Tag Archives: etiquette

No ooey gooey

Tonight on Facebook,  a friend posted this pic on pie etiquette:


I must protest.

Meringue is a national nightmare. Even a dollop is a spoonful too much for me. Encouraging the egregious behavior above means more scraping at restaurants… more apologies to meringue-loving friends and family… more gooey mess.

Just say no to meringue, America…at least in front of me.

Bad manners

You have to love Brits. So proper,  so polished, so personable.

Wimbledon has always been a prime example…until this year.


Novak Djokovic, the defending champion, beat Roger Federer in Sunday’s final.

And Wimbledon had the bad manners to telegraph their choice for the trophy. Both before and after the match, their social media feeds were full of Federer — waxing poetic on the possibility of his eighth title, and openly weeping at his eventual defeat.

In contrast, Serena Williams’ win in the ladies’ championship was celebrated without question or sadness for those she felled along the way.

I expect more from you, Wimbledon.  Remember — even Federer had to defeat favorites in his early years at the tourney.

Today’s top men’s seeds deserve the same respect.

Twitter etiquette

When Teddy Kennedy died back in August 2009, I was surprised to learn the news via Twitter instead of more traditional news sources.

Today, Twitter breaks most big stories.

bob simonFor instance, legendary CBS News reporter and 60 Minutes correspondent Bob Simon was killed yesterday in an automobile accident in my neighborhood, yet I still heard about it on Twitter.

Then celebrities from all walks of life began making their statements of sympathy.

On Twitter.

Yet another development many a publicist and PR maven probably didn’t see coming down the information superhighway.

All those carefully worded press releases and statements of sympathy and support that once earned them an extra billable hour or six?  Gone.  Because now their clients can take to Twitter and, in 140 typo- and emoji-filled characters, sum up their feelings about the dearly departed.

And start a Twitter sh#t storm at the same time.

You pokin’ me?

I’m a poker.  If you poke me, I’ll poke you.  Love to poke.

Poke, poke, poke.

If we’re friends.
If we know each other.
If we both understand what poking is all about.

But lately, I’ve been signing into Facebook — you did know I was talking about Facebook poking, right? — and people I’ve never seen before are on my pokers’ list.

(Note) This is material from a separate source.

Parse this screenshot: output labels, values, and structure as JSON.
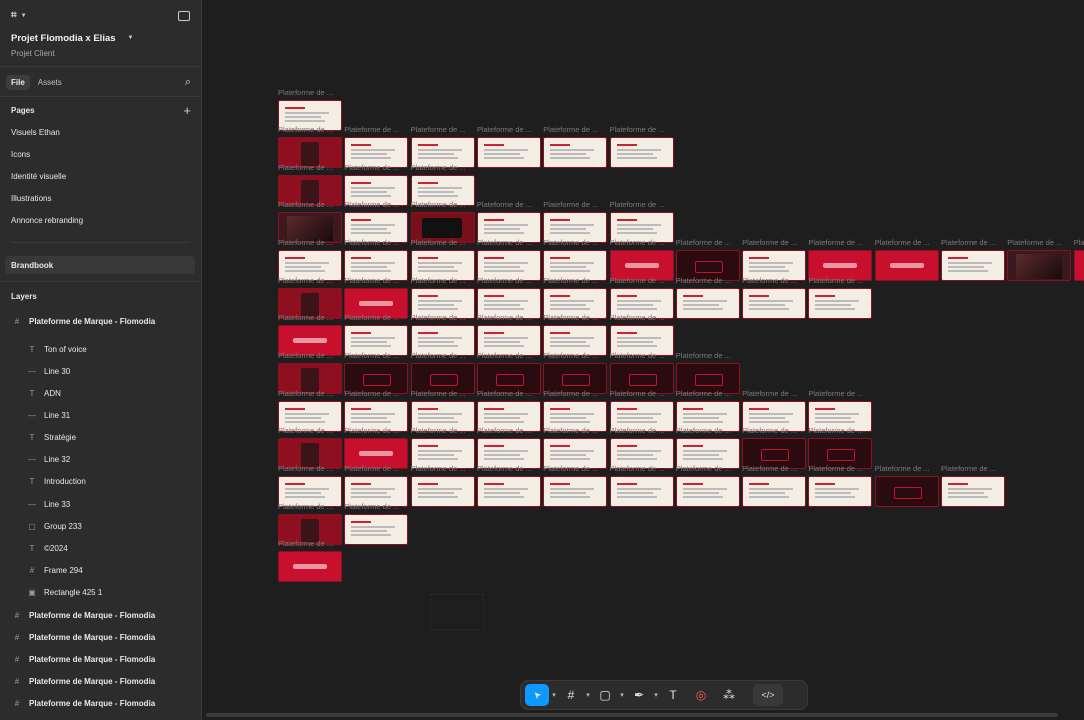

We’re not friends.
We’ve never been friends.
So, I’m certainly not going to poke ’em.

Haven’t these people heard of sending friend requests?  Is a poke the new friend-making shorthand?

I think not.

If you’ve been using this strategy to make new friends on Facebook, let me share a little etiquette that I made up this very moment:

Poking is way intimate.  You can poke your friends, but they have to be existing friends.  Friends that get what you mean by the poke.  Not random strangers who come up and poke you, when you don’t know what the poke means to the other person.

This is important stuff here.

Don’t be messing with the poke.  The thing’s loaded.

Sidewalk sermon

Are there etiquette rules for hailing a taxi?

One lady seems to think so.

Yesterday morning I rolled my wheelie bag to Columbus Avenue and stood mid-block, because taxis can get ticketed for picking up fares in the crosswalk.

At the corner two woman were also hailing taxis — in the crosswalk — but it’s not unusual to be one of many vying for a cab on the same spot in New York City.

After I had assumed the position — luggage in front of me, arm outstretched — one of the woman started yelling at me for “getting in front of her in line.”

Say what?

Taxis in Manhattan are plentiful, and I could already see about six of them with their lights on headed our way.

I chose to ignore the yelling at first, but she decided to walk over and confront me.

“Excuse me,” she said with quite a bit of ‘tude.  “You just walked in front of me.”

“Taxis can get tickets for picking up people in the crosswalk,” I said calmly.  “I simply moved down.”

“You moved ahead of me,” she repeated, hands on her hips.

I just turned away and continued to signal for the cab.  It was a moot point as far as I was concerned.

“And me, eight months pregnant — nice,” she huffed, and walked way.

Now, I hadn’t really paid attention to her in the first place, and I certainly hadn’t noticed she was pregnant under her heavy winter coat.  But I don’t think that knowledge would have changed my behavior….or should have.

Nobody made her get pregnant.  And nobody made her stand in the crosswalk.

Everybody makes their own choices.

Some…are simply poor ones.